EMC today unveiled the first major upgrade to its storage virtualization technology since releasing the product in mid-2005, adding full interoperability with VMware and new features designed to improve availability and scalability.
EMC’s Invista is a block storage virtualization product that combines hardware and software to move data among physical storage without affecting production applications. With today’s release of Version 2.0, EMC says Invista has been tested, optimized and certified for use with VMware’s popular ESX server virtualization product.
That may be no surprise given that EMC owns VMware, but the certification is actually a “very big deal” for customers, says analyst Arun Taneja of the Taneja Group.

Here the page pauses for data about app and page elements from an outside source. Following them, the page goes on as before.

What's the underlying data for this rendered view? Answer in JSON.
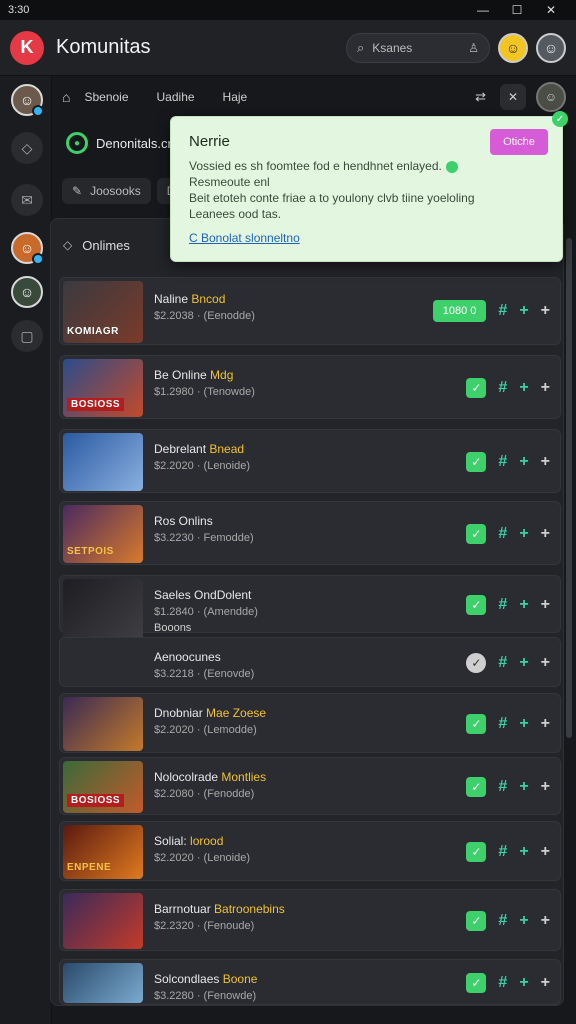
{
  "titlebar": {
    "time": "3:30",
    "minimize": "—",
    "maximize": "☐",
    "close": "✕"
  },
  "header": {
    "logo": "K",
    "app_title": "Komunitas",
    "search_placeholder": "Ksanes"
  },
  "subnav": {
    "tabs": [
      "Sbenoie",
      "Uadihe",
      "Haje"
    ]
  },
  "community": {
    "label": "Denonitals.cr"
  },
  "filters": [
    {
      "label": "Joosooks"
    },
    {
      "label": "D"
    }
  ],
  "panel": {
    "heading": "Onlimes"
  },
  "popup": {
    "title": "Nerrie",
    "button": "Otiche",
    "line1": "Vossied es sh foomtee fod e hendhnet enlayed.",
    "line2": "Resmeoute                    enl",
    "line3": "Beit etoteh conte friae a to  youlony clvb tiine  yoeloling",
    "line4": "Leanees ood tas.",
    "link": "C Bonolat slonneltno"
  },
  "games": [
    {
      "thumb_label": "KOMIAGR",
      "title_a": "Naline",
      "title_b": "Bncod",
      "sub1": "$2.2038  ·  (Eenodde)",
      "badge": "1080 0",
      "colors": [
        "#3a3a40",
        "#7a3a2a"
      ]
    },
    {
      "thumb_label": "BOSIOSS",
      "title_a": "Be Online",
      "title_b": "Mdg",
      "sub1": "$1.2980  ·  (Tenowde)",
      "colors": [
        "#2b4c8a",
        "#c44a2a"
      ]
    },
    {
      "thumb_label": "",
      "title_a": "Debrelant",
      "title_b": "Bnead",
      "sub1": "$2.2020  ·  (Lenoide)",
      "colors": [
        "#2a5aa0",
        "#8ab0e0"
      ]
    },
    {
      "thumb_label": "SETPOIS",
      "title_a": "Ros Onlins",
      "title_b": "",
      "sub1": "$3.2230  ·  Femodde)",
      "colors": [
        "#4a2a60",
        "#d87a2a"
      ]
    },
    {
      "thumb_label": "",
      "title_a": "Saeles OndDolent",
      "title_b": "",
      "sub1": "$1.2840  ·  (Amendde)",
      "sub2": "Booons",
      "colors": [
        "#1e1e22",
        "#4a4a4e"
      ]
    },
    {
      "thumb_label": "",
      "title_a": "Aenoocunes",
      "title_b": "",
      "sub1": "$3.2218  ·  (Eenovde)",
      "chk_gray": true,
      "hidden_thumb": true
    },
    {
      "thumb_label": "",
      "title_a": "Dnobniar",
      "title_b": "Mae Zoese",
      "sub1": "$2.2020  ·  (Lemodde)",
      "colors": [
        "#3a2a55",
        "#c47a2a"
      ]
    },
    {
      "thumb_label": "BOSIOSS",
      "title_a": "Nolocolrade",
      "title_b": "Montlies",
      "sub1": "$2.2080  ·  (Fenodde)",
      "colors": [
        "#3a6a3a",
        "#c45a2a"
      ]
    },
    {
      "thumb_label": "ENPENE",
      "title_a": "Solial:",
      "title_b": "lorood",
      "sub1": "$2.2020  ·  (Lenoide)",
      "colors": [
        "#5a1a10",
        "#e07a20"
      ]
    },
    {
      "thumb_label": "",
      "title_a": "Barrnotuar",
      "title_b": "Batroonebins",
      "sub1": "$2.2320  ·  (Fenoude)",
      "colors": [
        "#3a2a5a",
        "#c43a2a"
      ]
    },
    {
      "thumb_label": "",
      "title_a": "Solcondlaes",
      "title_b": "Boone",
      "sub1": "$3.2280  ·  (Fenowde)",
      "colors": [
        "#2a4a6a",
        "#7aaad0"
      ]
    }
  ]
}
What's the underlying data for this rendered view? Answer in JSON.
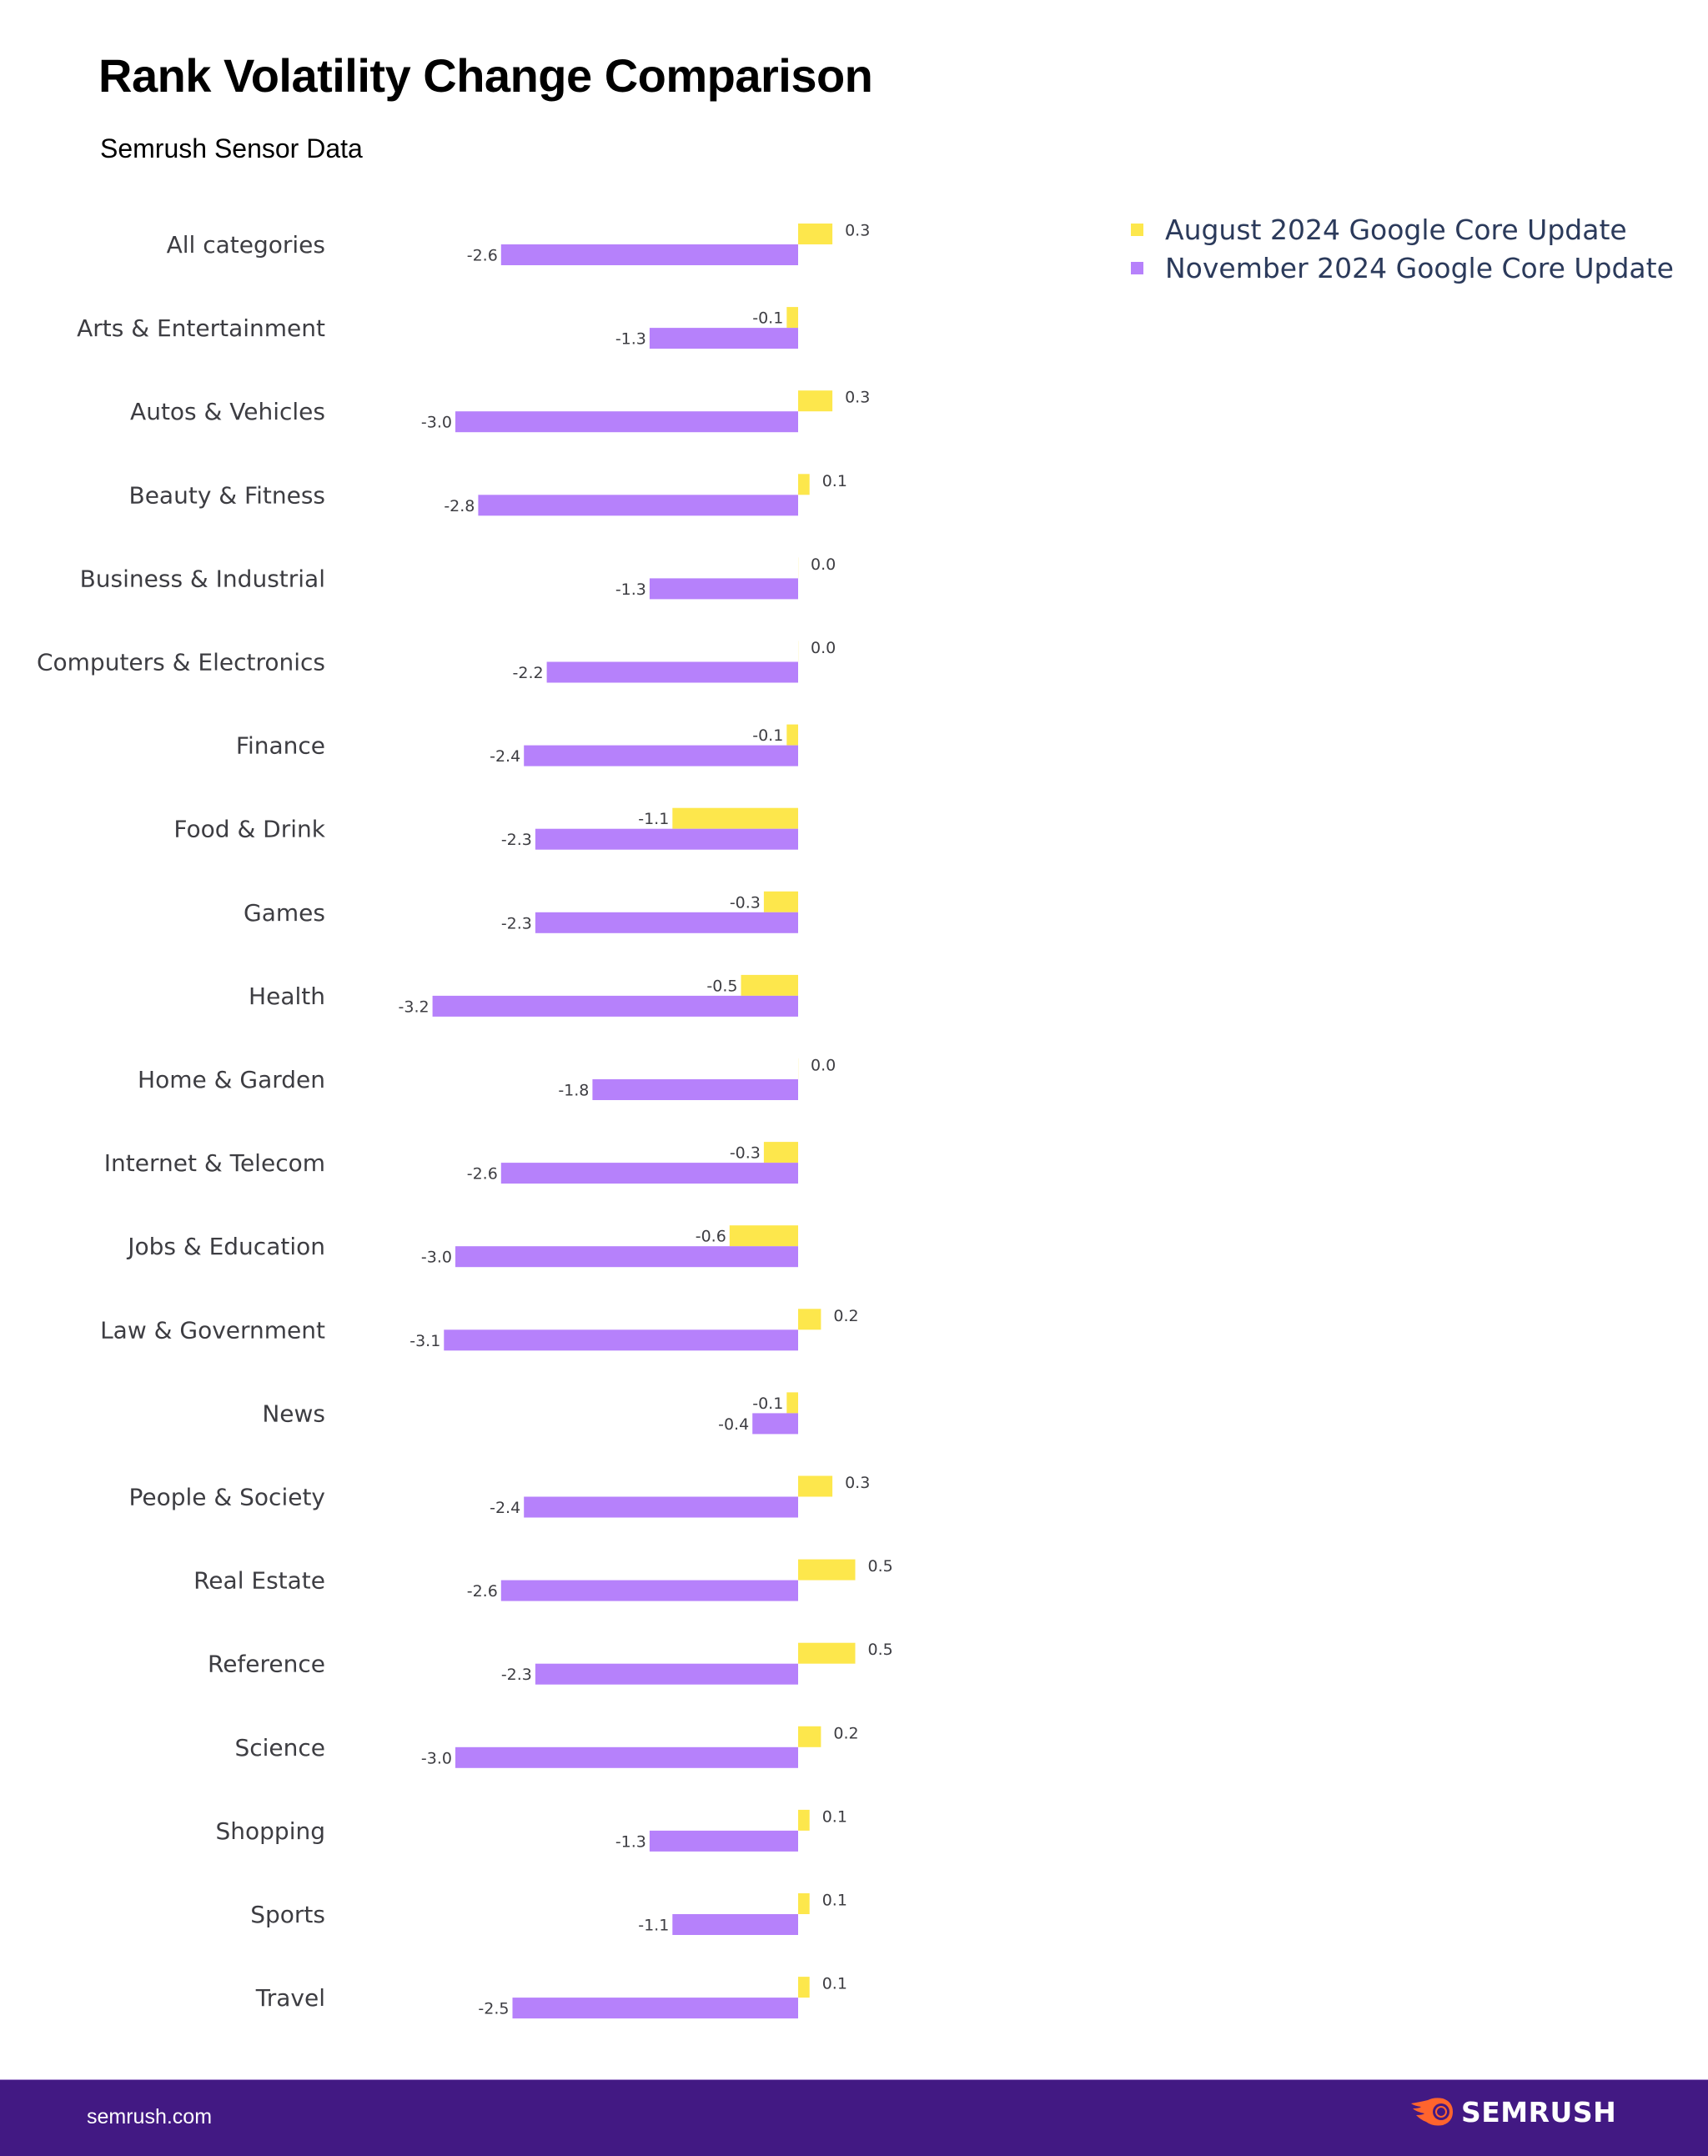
{
  "header": {
    "title": "Rank Volatility Change Comparison",
    "subtitle": "Semrush Sensor Data"
  },
  "legend": [
    {
      "label": "August 2024 Google Core Update",
      "color": "#fde74c"
    },
    {
      "label": "November 2024 Google Core Update",
      "color": "#b681fb"
    }
  ],
  "footer": {
    "url": "semrush.com",
    "logo_text": "SEMRUSH",
    "logo_icon": "semrush-fireball-icon"
  },
  "chart_data": {
    "type": "bar",
    "orientation": "horizontal",
    "title": "Rank Volatility Change Comparison",
    "subtitle": "Semrush Sensor Data",
    "xlabel": "",
    "ylabel": "",
    "grid": false,
    "legend_position": "top-right",
    "xlim": [
      -3.2,
      0.5
    ],
    "categories": [
      "All categories",
      "Arts & Entertainment",
      "Autos & Vehicles",
      "Beauty & Fitness",
      "Business & Industrial",
      "Computers & Electronics",
      "Finance",
      "Food & Drink",
      "Games",
      "Health",
      "Home & Garden",
      "Internet & Telecom",
      "Jobs & Education",
      "Law & Government",
      "News",
      "People & Society",
      "Real Estate",
      "Reference",
      "Science",
      "Shopping",
      "Sports",
      "Travel"
    ],
    "series": [
      {
        "name": "August 2024 Google Core Update",
        "color": "#fde74c",
        "values": [
          0.3,
          -0.1,
          0.3,
          0.1,
          0.0,
          0.0,
          -0.1,
          -1.1,
          -0.3,
          -0.5,
          0.0,
          -0.3,
          -0.6,
          0.2,
          -0.1,
          0.3,
          0.5,
          0.5,
          0.2,
          0.1,
          0.1,
          0.1
        ]
      },
      {
        "name": "November 2024 Google Core Update",
        "color": "#b681fb",
        "values": [
          -2.6,
          -1.3,
          -3.0,
          -2.8,
          -1.3,
          -2.2,
          -2.4,
          -2.3,
          -2.3,
          -3.2,
          -1.8,
          -2.6,
          -3.0,
          -3.1,
          -0.4,
          -2.4,
          -2.6,
          -2.3,
          -3.0,
          -1.3,
          -1.1,
          -2.5
        ]
      }
    ]
  }
}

“Customers find that when they implement server virtualization but use the same storage, all of a sudden that storage becomes a huge bottleneck,” Taneja says. “Storage has to be reconceptualized … in the world of server virtualization.”
EMC attempts to differentiate itself from competitors IBM and Hitachi Data Systems by using a so-called “split path architecture.”
IBM’s SVC storage virtualization product and Hitachi both use an “in band” system, in which the storage virtualization hardware sits between the server and storage, so data must travel through the storage virtualization device. EMC claims this creates a data integrity risk and slows performance.
Invista’s split path architecture separates the data path and control path, so the control information goes through the Invista device but data moves directly and quickly from storage to the server, Taneja explains.
Each approach has its pros and cons, he says. EMC’s product is scalable to larger implementations than in-band devices, but the in-band devices are simpler and can operate with less expensive switches, he says.
Invista starts at $100,000, a price that gives customers the ability to virtualize up to 14 terabytes of data, says Rob Emsley, senior director of product marketing at EMC’s software group. Invista is configured to work with Cisco and Brocade switches though the switches themselves are an extra cost, he says.
Upgrades to Invista include an increase in the number of data movements that can happen concurrently from eight to 40, Emsley says.
A second upgrade that improves availability allows customers to separate the control path cluster — the part of Invista that creates virtual volumes. Previously, Invista control elements had to run in the same rack, but now they can be separated by up to 300 meters, according to Emsley. This way, if a power outage or fire affects one part of a data center, the problem would be restricted to virtual storage in just that one part, he says.
Another upgrade introduces data pooling and mirroring functionality that makes it easier to use tiered storage, EMC says.
“Customers can now create storage pools, which they can define in tiers,” EMC states in a press release. “Customers can then map their most critical applications to their best-performing tier-1 storage, while tier-2 storage can be tasked with supporting development and noncritical applications. Mirrored copies can also now be placed across different tiers. Both of these functions enable greater utilization across all virtualized storage assets.”